(DATA SECTION Opens)
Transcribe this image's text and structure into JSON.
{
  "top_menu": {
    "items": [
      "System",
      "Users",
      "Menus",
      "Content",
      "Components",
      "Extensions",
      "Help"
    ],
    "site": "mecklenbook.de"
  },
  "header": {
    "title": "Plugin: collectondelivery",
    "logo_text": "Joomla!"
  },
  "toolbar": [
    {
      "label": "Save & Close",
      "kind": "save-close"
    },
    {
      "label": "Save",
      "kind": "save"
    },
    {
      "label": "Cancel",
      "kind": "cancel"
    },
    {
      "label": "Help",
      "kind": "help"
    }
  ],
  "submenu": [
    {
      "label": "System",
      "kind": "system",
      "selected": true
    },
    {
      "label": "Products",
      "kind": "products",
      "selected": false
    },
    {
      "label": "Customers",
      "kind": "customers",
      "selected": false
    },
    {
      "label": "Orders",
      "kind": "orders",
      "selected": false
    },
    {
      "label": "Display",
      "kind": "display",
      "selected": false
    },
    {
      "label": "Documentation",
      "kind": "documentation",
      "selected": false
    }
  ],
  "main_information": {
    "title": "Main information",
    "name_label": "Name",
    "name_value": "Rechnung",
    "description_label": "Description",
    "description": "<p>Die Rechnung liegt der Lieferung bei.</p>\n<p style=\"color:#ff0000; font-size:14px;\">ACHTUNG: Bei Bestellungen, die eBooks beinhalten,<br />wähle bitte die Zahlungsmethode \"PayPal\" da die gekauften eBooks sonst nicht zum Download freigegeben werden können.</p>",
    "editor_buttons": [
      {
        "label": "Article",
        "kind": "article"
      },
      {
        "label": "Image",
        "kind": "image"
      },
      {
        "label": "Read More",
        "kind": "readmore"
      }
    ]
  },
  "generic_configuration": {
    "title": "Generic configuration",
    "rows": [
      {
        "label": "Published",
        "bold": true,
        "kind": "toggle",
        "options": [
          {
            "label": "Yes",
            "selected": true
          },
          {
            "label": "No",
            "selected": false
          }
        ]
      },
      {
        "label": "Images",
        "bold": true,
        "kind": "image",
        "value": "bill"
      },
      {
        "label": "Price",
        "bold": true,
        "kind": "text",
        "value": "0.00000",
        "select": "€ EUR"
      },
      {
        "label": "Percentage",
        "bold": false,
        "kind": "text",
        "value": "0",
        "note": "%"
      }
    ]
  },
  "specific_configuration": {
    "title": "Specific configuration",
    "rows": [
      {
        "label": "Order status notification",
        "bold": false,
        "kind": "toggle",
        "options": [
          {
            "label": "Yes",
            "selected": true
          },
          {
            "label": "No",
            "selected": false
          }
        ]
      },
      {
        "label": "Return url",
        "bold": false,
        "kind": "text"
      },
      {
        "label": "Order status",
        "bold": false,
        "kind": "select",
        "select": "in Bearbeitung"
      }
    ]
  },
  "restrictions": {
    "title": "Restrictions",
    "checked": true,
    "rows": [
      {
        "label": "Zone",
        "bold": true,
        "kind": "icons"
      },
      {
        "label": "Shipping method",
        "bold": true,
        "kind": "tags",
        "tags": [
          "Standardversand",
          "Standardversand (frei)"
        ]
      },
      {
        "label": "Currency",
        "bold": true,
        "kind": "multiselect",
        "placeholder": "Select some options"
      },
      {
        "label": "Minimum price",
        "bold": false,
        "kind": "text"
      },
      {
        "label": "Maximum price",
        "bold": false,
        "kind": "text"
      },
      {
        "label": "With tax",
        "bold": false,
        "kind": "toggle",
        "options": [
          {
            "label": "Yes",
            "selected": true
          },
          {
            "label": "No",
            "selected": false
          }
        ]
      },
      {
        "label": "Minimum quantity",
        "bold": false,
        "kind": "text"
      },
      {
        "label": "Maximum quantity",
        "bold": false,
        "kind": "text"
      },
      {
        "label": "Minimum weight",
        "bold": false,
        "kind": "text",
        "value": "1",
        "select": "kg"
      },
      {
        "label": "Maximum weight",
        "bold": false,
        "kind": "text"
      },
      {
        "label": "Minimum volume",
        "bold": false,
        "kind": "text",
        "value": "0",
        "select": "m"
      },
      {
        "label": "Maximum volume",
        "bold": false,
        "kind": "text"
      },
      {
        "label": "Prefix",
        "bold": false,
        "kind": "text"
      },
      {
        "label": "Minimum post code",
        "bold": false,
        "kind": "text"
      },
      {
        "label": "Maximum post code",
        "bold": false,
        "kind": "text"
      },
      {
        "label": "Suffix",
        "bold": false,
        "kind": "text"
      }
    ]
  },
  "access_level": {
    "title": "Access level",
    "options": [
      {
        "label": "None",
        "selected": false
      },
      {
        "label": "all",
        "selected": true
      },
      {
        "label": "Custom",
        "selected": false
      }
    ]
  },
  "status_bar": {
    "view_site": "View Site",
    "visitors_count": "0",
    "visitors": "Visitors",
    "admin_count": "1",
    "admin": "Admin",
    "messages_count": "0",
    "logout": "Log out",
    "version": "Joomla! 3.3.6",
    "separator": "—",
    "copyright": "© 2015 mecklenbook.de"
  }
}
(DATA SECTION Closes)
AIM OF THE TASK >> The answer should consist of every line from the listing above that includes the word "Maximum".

TASK SOLUTION >>
        "label": "Maximum price",
        "label": "Maximum quantity",
        "label": "Maximum weight",
        "label": "Maximum volume",
        "label": "Maximum post code",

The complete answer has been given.